A mixture of prescription drugs, marijuana and alcohol is suspected of impairing a motorist who fatally struck a teenager on a bicycle on a Blaine residential street, according to charges filed Monday.

Daniel A. Rodman, of Ramsey, was charged in Anoka County District Court with two counts of criminal vehicular homicide in connection with the death of Blaine High School 10th-grader Tony Janisch early Friday evening as he rode with one of his brothers and a friend on NE. 129th Avenue near Lincoln Street. Janisch died at the scene.

Rodman remains jailed in lieu of $150,000 bail and has a court date scheduled for April 20. A message was left with his attorney seeking a response to the allegations.
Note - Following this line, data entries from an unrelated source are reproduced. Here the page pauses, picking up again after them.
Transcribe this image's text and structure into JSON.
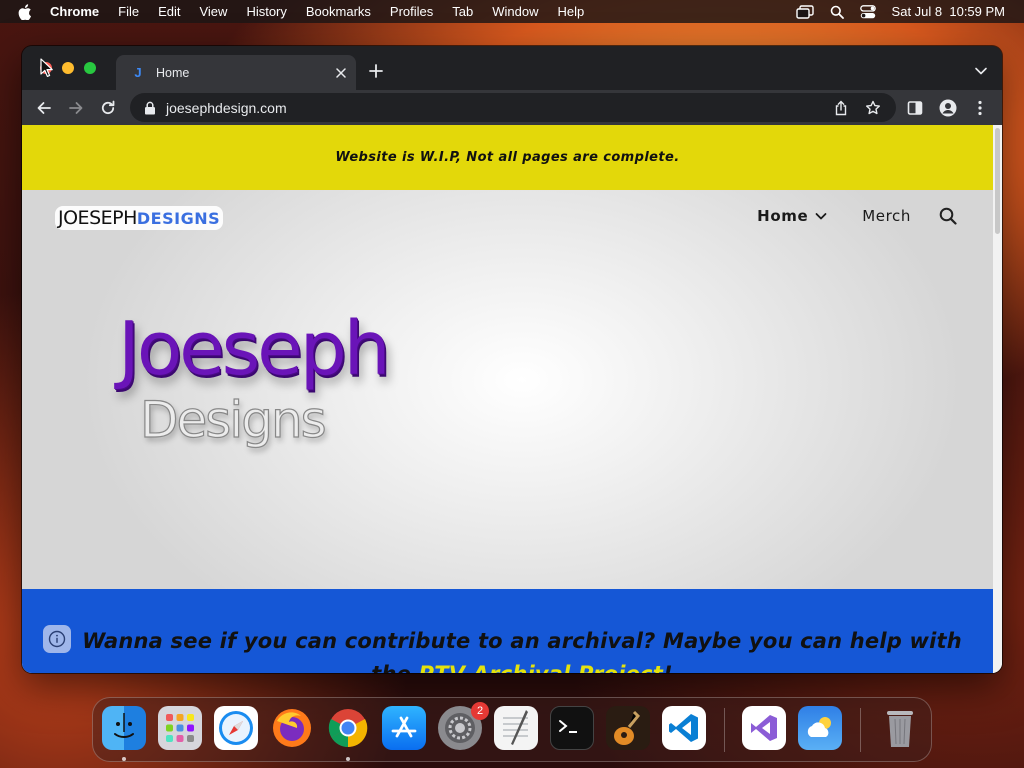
{
  "menubar": {
    "app_name": "Chrome",
    "items": [
      "File",
      "Edit",
      "View",
      "History",
      "Bookmarks",
      "Profiles",
      "Tab",
      "Window",
      "Help"
    ],
    "clock": "Sat Jul 8  10:59 PM"
  },
  "browser": {
    "tab_title": "Home",
    "favicon_letter": "J",
    "url": "joesephdesign.com"
  },
  "site": {
    "notice": "Website is W.I.P, Not all pages are complete.",
    "logo_part1": "JOESEPH",
    "logo_part2": "DESIGNS",
    "nav_home": "Home",
    "nav_merch": "Merch",
    "hero_title": "Joeseph",
    "hero_subtitle": "Designs",
    "banner_text_main": "Wanna see if you can contribute to an archival? Maybe you can help with the ",
    "banner_link": "PTV Archival Project",
    "banner_text_end": "!"
  },
  "dock": {
    "apps": [
      "Finder",
      "Launchpad",
      "Safari",
      "Firefox",
      "Google Chrome",
      "App Store",
      "System Settings",
      "TextEdit",
      "Terminal",
      "GarageBand",
      "Visual Studio Code",
      "Visual Studio",
      "Weather",
      "Trash"
    ],
    "settings_badge": "2"
  },
  "colors": {
    "notice_bg": "#e3d80a",
    "banner_bg": "#1557d6",
    "banner_link": "#e3e20d",
    "hero_title": "#6a14b8",
    "logo_accent": "#3a6fe0"
  }
}
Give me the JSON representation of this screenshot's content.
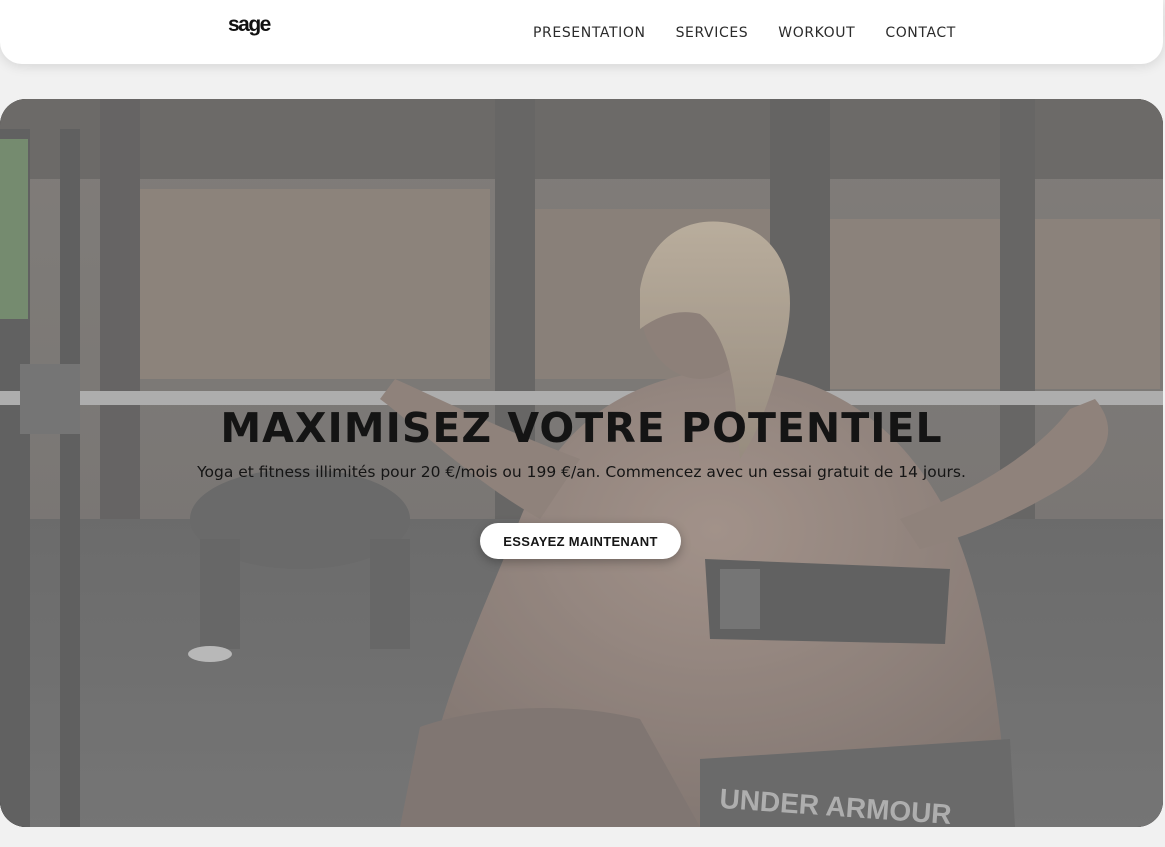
{
  "header": {
    "logo": "sage",
    "nav": [
      {
        "label": "PRESENTATION"
      },
      {
        "label": "SERVICES"
      },
      {
        "label": "WORKOUT"
      },
      {
        "label": "CONTACT"
      }
    ]
  },
  "hero": {
    "title": "MAXIMISEZ VOTRE POTENTIEL",
    "subtitle": "Yoga et fitness illimités pour 20 €/mois ou 199 €/an. Commencez avec un essai gratuit de 14 jours.",
    "cta_label": "ESSAYEZ MAINTENANT",
    "shorts_text": "UNDER ARMOUR"
  },
  "colors": {
    "page_bg": "#f1f1f1",
    "header_bg": "#ffffff",
    "text_dark": "#141414"
  }
}
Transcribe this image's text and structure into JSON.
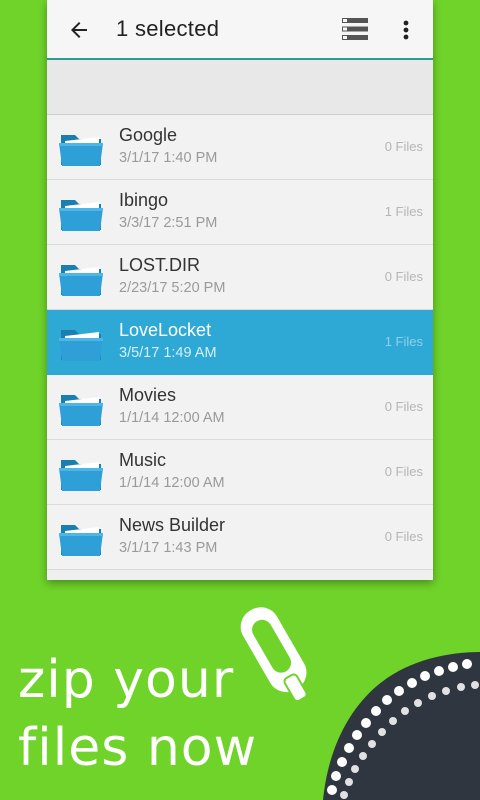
{
  "appbar": {
    "title": "1 selected",
    "back_icon": "arrow-left-icon",
    "view_icon": "list-view-icon",
    "menu_icon": "more-vert-icon",
    "accent_color": "#2a9d8f"
  },
  "files": [
    {
      "name": "Google",
      "date": "3/1/17 1:40 PM",
      "count": "0 Files",
      "selected": false
    },
    {
      "name": "Ibingo",
      "date": "3/3/17 2:51 PM",
      "count": "1 Files",
      "selected": false
    },
    {
      "name": "LOST.DIR",
      "date": "2/23/17 5:20 PM",
      "count": "0 Files",
      "selected": false
    },
    {
      "name": "LoveLocket",
      "date": "3/5/17 1:49 AM",
      "count": "1 Files",
      "selected": true
    },
    {
      "name": "Movies",
      "date": "1/1/14 12:00 AM",
      "count": "0 Files",
      "selected": false
    },
    {
      "name": "Music",
      "date": "1/1/14 12:00 AM",
      "count": "0 Files",
      "selected": false
    },
    {
      "name": "News Builder",
      "date": "3/1/17 1:43 PM",
      "count": "0 Files",
      "selected": false
    }
  ],
  "promo": {
    "line1": "zip your",
    "line2": "files now",
    "background_color": "#6fd32a",
    "selection_color": "#2ea9d6"
  }
}
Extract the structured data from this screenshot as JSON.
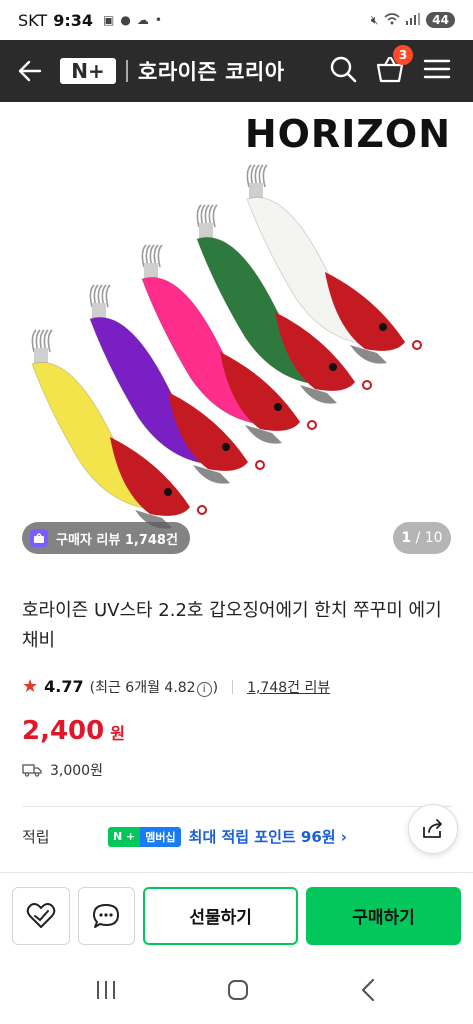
{
  "status_bar": {
    "carrier": "SKT",
    "time": "9:34",
    "battery": "44"
  },
  "header": {
    "logo": "N+",
    "store_name": "호라이즌 코리아",
    "cart_count": "3"
  },
  "hero": {
    "brand_logo_text": "HORIZON",
    "review_pill": "구매자 리뷰 1,748건",
    "page_current": "1",
    "page_total": "/ 10",
    "lure_colors": [
      "#f2e44a",
      "#7a1fc4",
      "#ff2d8c",
      "#2e7a3e",
      "#f4f4f0"
    ]
  },
  "product": {
    "title": "호라이즌 UV스타 2.2호 갑오징어에기 한치 쭈꾸미 에기 채비",
    "rating": "4.77",
    "rating_recent": "(최근 6개월 4.82",
    "rating_recent_close": ")",
    "review_link": "1,748건 리뷰",
    "price": "2,400",
    "price_unit": "원",
    "shipping": "3,000원"
  },
  "points": {
    "label": "적립",
    "badge_left": "N +",
    "badge_right": "멤버십",
    "text": "최대 적립 포인트 96원 ›"
  },
  "actions": {
    "gift": "선물하기",
    "buy": "구매하기"
  },
  "colors": {
    "accent_green": "#03c75a",
    "price_red": "#e0162b",
    "header_bg": "#2b2b2b"
  }
}
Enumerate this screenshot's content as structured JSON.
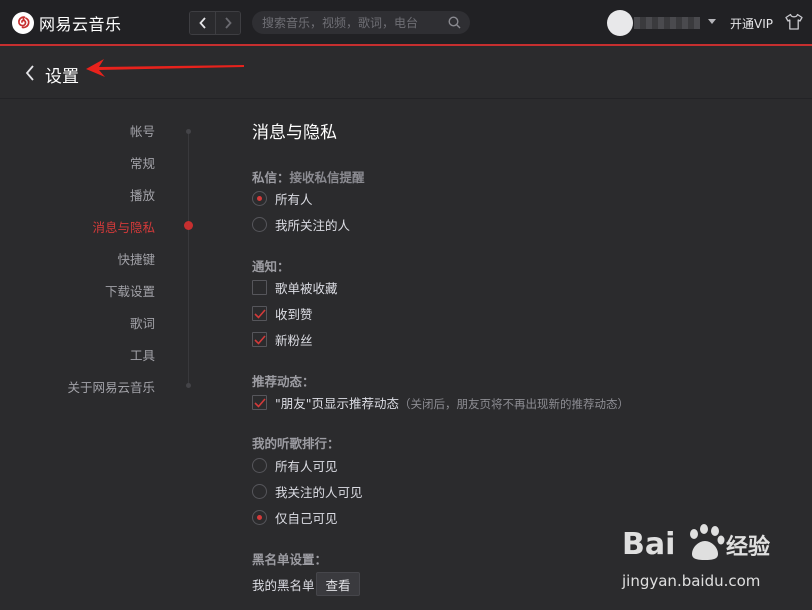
{
  "app": {
    "name": "网易云音乐"
  },
  "topbar": {
    "search_placeholder": "搜索音乐，视频，歌词，电台",
    "vip_label": "开通VIP"
  },
  "page": {
    "title": "设置"
  },
  "sidenav": {
    "items": [
      {
        "label": "帐号",
        "active": false
      },
      {
        "label": "常规",
        "active": false
      },
      {
        "label": "播放",
        "active": false
      },
      {
        "label": "消息与隐私",
        "active": true
      },
      {
        "label": "快捷键",
        "active": false
      },
      {
        "label": "下载设置",
        "active": false
      },
      {
        "label": "歌词",
        "active": false
      },
      {
        "label": "工具",
        "active": false
      },
      {
        "label": "关于网易云音乐",
        "active": false
      }
    ]
  },
  "section": {
    "title": "消息与隐私",
    "private_msg": {
      "label": "私信：",
      "sublabel": "接收私信提醒",
      "options": [
        {
          "label": "所有人",
          "selected": true
        },
        {
          "label": "我所关注的人",
          "selected": false
        }
      ]
    },
    "notify": {
      "label": "通知：",
      "options": [
        {
          "label": "歌单被收藏",
          "checked": false
        },
        {
          "label": "收到赞",
          "checked": true
        },
        {
          "label": "新粉丝",
          "checked": true
        }
      ]
    },
    "recommend": {
      "label": "推荐动态：",
      "option_label": "\"朋友\"页显示推荐动态",
      "option_hint": "（关闭后，朋友页将不再出现新的推荐动态）",
      "checked": true
    },
    "ranking": {
      "label": "我的听歌排行：",
      "options": [
        {
          "label": "所有人可见",
          "selected": false
        },
        {
          "label": "我关注的人可见",
          "selected": false
        },
        {
          "label": "仅自己可见",
          "selected": true
        }
      ]
    },
    "blacklist": {
      "label": "黑名单设置：",
      "text": "我的黑名单",
      "button": "查看"
    }
  },
  "watermark": {
    "brand": "Bai du 经验",
    "url": "jingyan.baidu.com"
  },
  "colors": {
    "accent": "#c62f2f",
    "bg": "#2b2b2d",
    "topbar": "#212124"
  }
}
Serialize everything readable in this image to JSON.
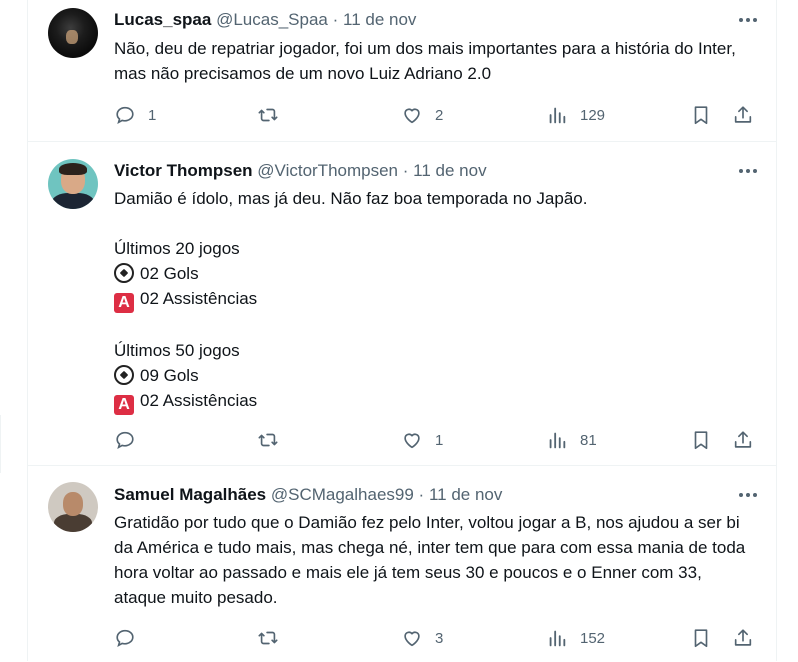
{
  "tweets": [
    {
      "name": "Lucas_spaa",
      "handle": "@Lucas_Spaa",
      "date": "11 de nov",
      "text": [
        "Não, deu de repatriar jogador, foi um dos mais importantes para a história do Inter, mas não precisamos de um novo Luiz Adriano 2.0"
      ],
      "replies": "1",
      "retweets": "",
      "likes": "2",
      "views": "129"
    },
    {
      "name": "Victor Thompsen",
      "handle": "@VictorThompsen",
      "date": "11 de nov",
      "text_main": "Damião é ídolo, mas já deu. Não faz boa temporada no Japão.",
      "block1_title": "Últimos 20 jogos",
      "block1_goals": "02 Gols",
      "block1_assists": "02 Assistências",
      "block2_title": "Últimos 50 jogos",
      "block2_goals": "09 Gols",
      "block2_assists": "02 Assistências",
      "emoji_a": "A",
      "replies": "",
      "retweets": "",
      "likes": "1",
      "views": "81"
    },
    {
      "name": "Samuel Magalhães",
      "handle": "@SCMagalhaes99",
      "date": "11 de nov",
      "text": [
        "Gratidão por tudo que o Damião fez pelo Inter, voltou jogar a B, nos ajudou a ser bi da América e tudo mais, mas chega né, inter tem que para com essa mania de toda hora voltar ao passado e mais ele já tem seus 30 e poucos e o Enner com 33, ataque muito pesado."
      ],
      "replies": "",
      "retweets": "",
      "likes": "3",
      "views": "152"
    }
  ],
  "separator": "·",
  "icons": {
    "reply": "reply-icon",
    "retweet": "retweet-icon",
    "like": "heart-icon",
    "views": "views-icon",
    "bookmark": "bookmark-icon",
    "share": "share-icon",
    "more": "more-icon"
  },
  "colors": {
    "text": "#0f1419",
    "secondary": "#536471",
    "border": "#eff3f4",
    "emoji_red": "#dd2e44"
  }
}
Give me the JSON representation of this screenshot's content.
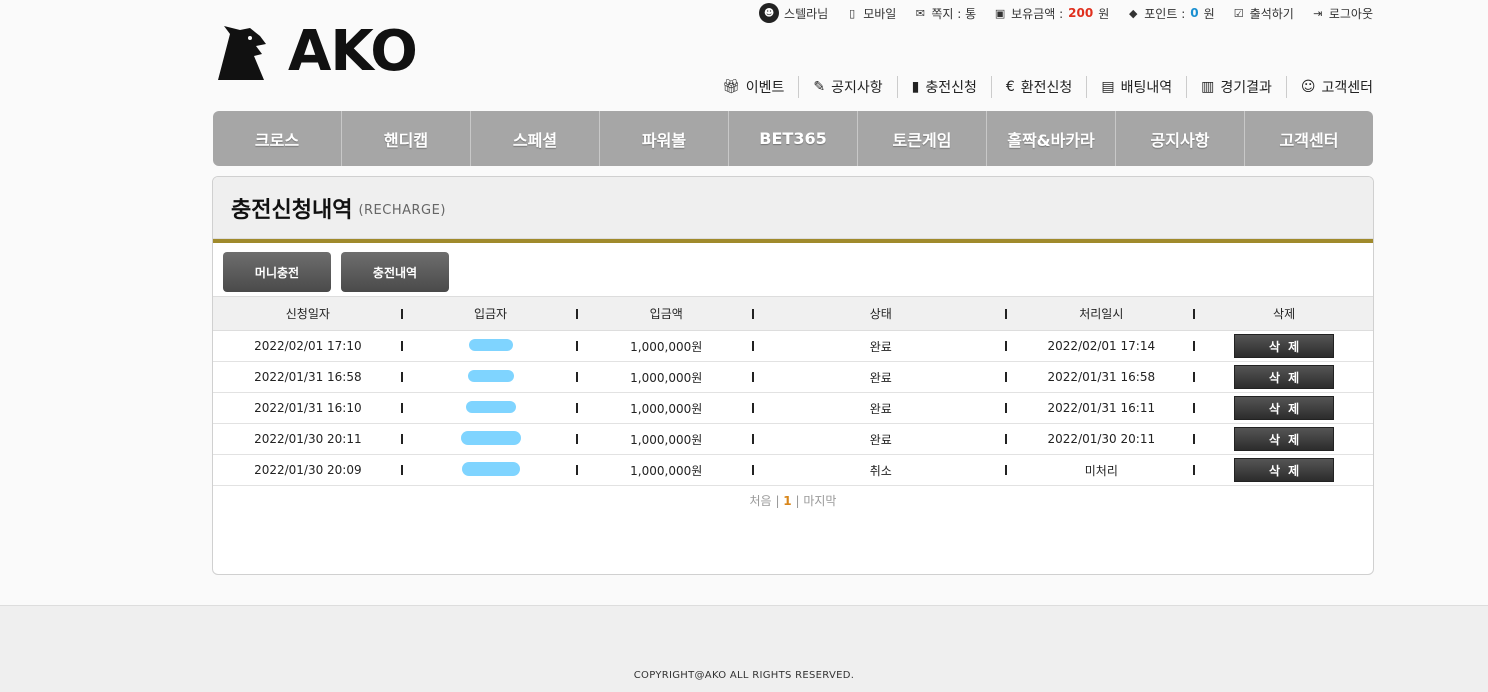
{
  "topbar": {
    "nickname": "스텔라님",
    "mobile": "모바일",
    "message": "쪽지 : 통",
    "balance_label": "보유금액 : ",
    "balance_value": "200",
    "balance_unit": "원",
    "points_label": "포인트 : ",
    "points_value": "0",
    "points_unit": "원",
    "attendance": "출석하기",
    "logout": "로그아웃"
  },
  "logo": {
    "text": "AKO"
  },
  "sublinks": {
    "event": "이벤트",
    "notice": "공지사항",
    "deposit": "충전신청",
    "withdraw": "환전신청",
    "bet_history": "배팅내역",
    "results": "경기결과",
    "support": "고객센터"
  },
  "mainnav": [
    "크로스",
    "핸디캡",
    "스페셜",
    "파워볼",
    "BET365",
    "토큰게임",
    "홀짝&바카라",
    "공지사항",
    "고객센터"
  ],
  "panel": {
    "title": "충전신청내역",
    "subtitle": "(RECHARGE)",
    "buttons": {
      "deposit": "머니충전",
      "history": "충전내역"
    }
  },
  "table": {
    "headers": [
      "신청일자",
      "입금자",
      "입금액",
      "상태",
      "처리일시",
      "삭제"
    ],
    "rows": [
      {
        "date": "2022/02/01 17:10",
        "amount": "1,000,000원",
        "status": "완료",
        "processed": "2022/02/01 17:14",
        "delete": "삭제"
      },
      {
        "date": "2022/01/31 16:58",
        "amount": "1,000,000원",
        "status": "완료",
        "processed": "2022/01/31 16:58",
        "delete": "삭제"
      },
      {
        "date": "2022/01/31 16:10",
        "amount": "1,000,000원",
        "status": "완료",
        "processed": "2022/01/31 16:11",
        "delete": "삭제"
      },
      {
        "date": "2022/01/30 20:11",
        "amount": "1,000,000원",
        "status": "완료",
        "processed": "2022/01/30 20:11",
        "delete": "삭제"
      },
      {
        "date": "2022/01/30 20:09",
        "amount": "1,000,000원",
        "status": "취소",
        "processed": "미처리",
        "delete": "삭제"
      }
    ]
  },
  "pager": {
    "first": "처음",
    "current": "1",
    "last": "마지막"
  },
  "footer": {
    "copyright": "COPYRIGHT@AKO ALL RIGHTS RESERVED."
  },
  "colors": {
    "gold": "#a08a2c",
    "balance": "#e0301e",
    "points": "#1a8fd0",
    "redaction": "#7fd4ff"
  }
}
According to the criminal complaint:

Witnesses said the teens were on bikes and skateboards heading east on 129th when Rodman’s westbound car struck Janisch head-on.

The three were sufficiently off to the side to avoid impeding traffic, the witnesses said, leaving Rodman “a full opportunity to see them and avoid a collision,” the charges read.

Rodman stopped and told police that he had finished work and had a beer at a friend’s home nearby before he resumed driving.

He also told police that he was taking a number of prescription medications. Three officers detected an odor of marijuana coming from Rodman, but he denied having used any in the time leading up to the crash.

In addition, a preliminary breath test measured his blood alcohol content at 0.011%, a negligible amount.

A drug recognition expert called in to examine Rodman found him to be impaired based on his poor balance, tremors in his eyelids, high blood pressure, rapid pulse and large pupils.

The expert concluded that Rodman “was unable to safely operate a motor vehicle due to being under the influence of marijuana and/or drugs and alcohol,” the complaint read.

Rodman’s criminal history in Minnesota includes numerous convictions for driving without a valid license, according to court records. That includes three times after his license was either suspended or revoked, and three more times after it expired.

His license was valid at the time of the crash, a state Department of Public Safety official said Monday.

Rodman has also been convicted twice for driving under the influence of alcohol and for weapons violations, auto theft, domestic assault, having open alcohol in a vehicle and witness tampering.


Correction: A previous version of this story misstated the driver's preliminary blood alcohol content. It was measured at 0.011%.